With "public" as the search word, show every line of the material that has it.

[Extracted records Boundary: Start]

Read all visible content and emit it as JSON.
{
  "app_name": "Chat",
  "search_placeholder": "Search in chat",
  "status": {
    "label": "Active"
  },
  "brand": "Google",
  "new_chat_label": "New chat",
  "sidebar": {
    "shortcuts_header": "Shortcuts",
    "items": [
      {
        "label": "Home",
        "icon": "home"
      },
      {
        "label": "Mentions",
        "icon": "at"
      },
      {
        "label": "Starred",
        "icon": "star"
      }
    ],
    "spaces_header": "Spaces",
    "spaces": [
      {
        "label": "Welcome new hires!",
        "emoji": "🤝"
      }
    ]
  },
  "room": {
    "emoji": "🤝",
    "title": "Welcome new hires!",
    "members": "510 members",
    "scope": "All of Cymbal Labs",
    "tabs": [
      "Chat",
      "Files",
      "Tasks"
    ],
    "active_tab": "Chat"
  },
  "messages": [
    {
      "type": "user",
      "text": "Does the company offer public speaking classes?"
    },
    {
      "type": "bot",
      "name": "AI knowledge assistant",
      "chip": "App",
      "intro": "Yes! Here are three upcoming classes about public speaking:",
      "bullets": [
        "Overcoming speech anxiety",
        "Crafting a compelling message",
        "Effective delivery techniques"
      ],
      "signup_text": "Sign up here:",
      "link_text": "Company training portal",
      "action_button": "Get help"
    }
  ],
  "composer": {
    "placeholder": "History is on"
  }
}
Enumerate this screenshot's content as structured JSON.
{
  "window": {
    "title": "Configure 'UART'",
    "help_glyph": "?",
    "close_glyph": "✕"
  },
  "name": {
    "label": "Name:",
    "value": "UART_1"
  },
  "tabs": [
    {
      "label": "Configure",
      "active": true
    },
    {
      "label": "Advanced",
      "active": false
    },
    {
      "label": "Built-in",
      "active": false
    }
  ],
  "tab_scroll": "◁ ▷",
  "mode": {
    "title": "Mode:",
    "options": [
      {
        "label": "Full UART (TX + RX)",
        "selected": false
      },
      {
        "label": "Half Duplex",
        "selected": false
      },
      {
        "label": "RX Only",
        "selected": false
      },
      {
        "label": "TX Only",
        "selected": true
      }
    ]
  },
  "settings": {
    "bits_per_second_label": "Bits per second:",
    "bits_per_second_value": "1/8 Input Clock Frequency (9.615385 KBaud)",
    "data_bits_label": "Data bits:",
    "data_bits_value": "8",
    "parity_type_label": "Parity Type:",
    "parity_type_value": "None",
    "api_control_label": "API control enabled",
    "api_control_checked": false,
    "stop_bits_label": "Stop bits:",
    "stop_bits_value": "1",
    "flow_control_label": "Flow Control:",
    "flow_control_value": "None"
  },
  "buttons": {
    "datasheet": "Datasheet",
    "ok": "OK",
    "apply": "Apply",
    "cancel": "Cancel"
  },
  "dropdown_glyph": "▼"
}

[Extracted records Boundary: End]

■ Answer section:
      "text": "Does the company offer public speaking classes?"
      "intro": "Yes! Here are three upcoming classes about public speaking:",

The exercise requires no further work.